- Fox, Chloe (February 4, 2009). "The Young Victoria: we were amused". The Daily Telegraph. Retrieved December 9, 2012.
- Tschorn, Adam (March 7, 2010). "'Young Victoria' earns Sandy Powell a third Oscar for costume design". Los Angeles Times. Retrieved December 9, 2012.
- "Café de Flore" at IMDb
- Barnard, Linda (January 17, 2012). "'Café de Flore', 'A Dangerous Method' lead Genie Awards race". Toronto Star. Archived from the original on March 19, 2012. Retrieved December 9, 2012.

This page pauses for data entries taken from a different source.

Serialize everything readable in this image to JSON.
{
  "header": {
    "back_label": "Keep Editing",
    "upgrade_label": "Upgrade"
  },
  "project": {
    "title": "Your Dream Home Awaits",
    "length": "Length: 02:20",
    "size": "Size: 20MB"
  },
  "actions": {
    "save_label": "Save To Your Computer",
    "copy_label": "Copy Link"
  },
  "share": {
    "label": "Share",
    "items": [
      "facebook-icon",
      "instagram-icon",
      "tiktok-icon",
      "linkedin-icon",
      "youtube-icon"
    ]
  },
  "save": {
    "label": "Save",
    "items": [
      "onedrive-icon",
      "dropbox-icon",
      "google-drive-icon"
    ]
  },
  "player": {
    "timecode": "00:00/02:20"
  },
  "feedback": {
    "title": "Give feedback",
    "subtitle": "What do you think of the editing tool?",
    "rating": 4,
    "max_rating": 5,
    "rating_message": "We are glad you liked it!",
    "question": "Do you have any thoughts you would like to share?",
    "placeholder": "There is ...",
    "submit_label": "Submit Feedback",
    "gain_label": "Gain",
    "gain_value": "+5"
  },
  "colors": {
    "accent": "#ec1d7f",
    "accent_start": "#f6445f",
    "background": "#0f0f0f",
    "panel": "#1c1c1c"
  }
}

- van Hoeij, Boyd (2011). Cafe de Flore. Variety: Vol.424(6), pp. 83.
- Kit, Borys (November 6, 2012). "Jared Leto Returning to Acting with 'Dallas Buyer's Club'". The Hollywood Reporter. Retrieved November 27, 2012.
- Lussier, Marc-André (February 25, 2014). "Jean-Marc Vallée aux Oscars alias John Mac McMurphy". La Presse. Archived from the original on October 3, 2015. Retrieved June 3, 2015.
- McNary, Dave (August 29, 2014). "Reese Witherspoon's 'Wild' to Open San Diego Film Festival (EXCLUSIVE)". Variety. Retrieved August 29, 2014.
- Sperling, Nicole (May 12, 2014). "Reese Witherspoon-starrer 'Wild' gets a release date". Entertainment Weekly. Retrieved May 13, 2014.
- "Demolition - Gala Presentations". TIFF. Toronto International Film Festival. Archived from the original on 2015-08-15. Retrieved 20 August 2015.
- "Jean-Marc Vallée biography". Governor General's Performing Arts Awards. Governor General's Performing Arts Awards Foundation. Retrieved 20 August 2015.
- "Jean-Marc Vallée Biography". IMDB.
- "Jean-Marc Vallée". Rotten Tomatoes. Retrieved April 19, 2015.
- "Jean-Marc Vallée". Metacritic. Retrieved April 19, 2015.
- "Jean-Marc Vallee Movie Box office". boxofficemojo.com. Amazon.com. Retrieved April 19, 2015.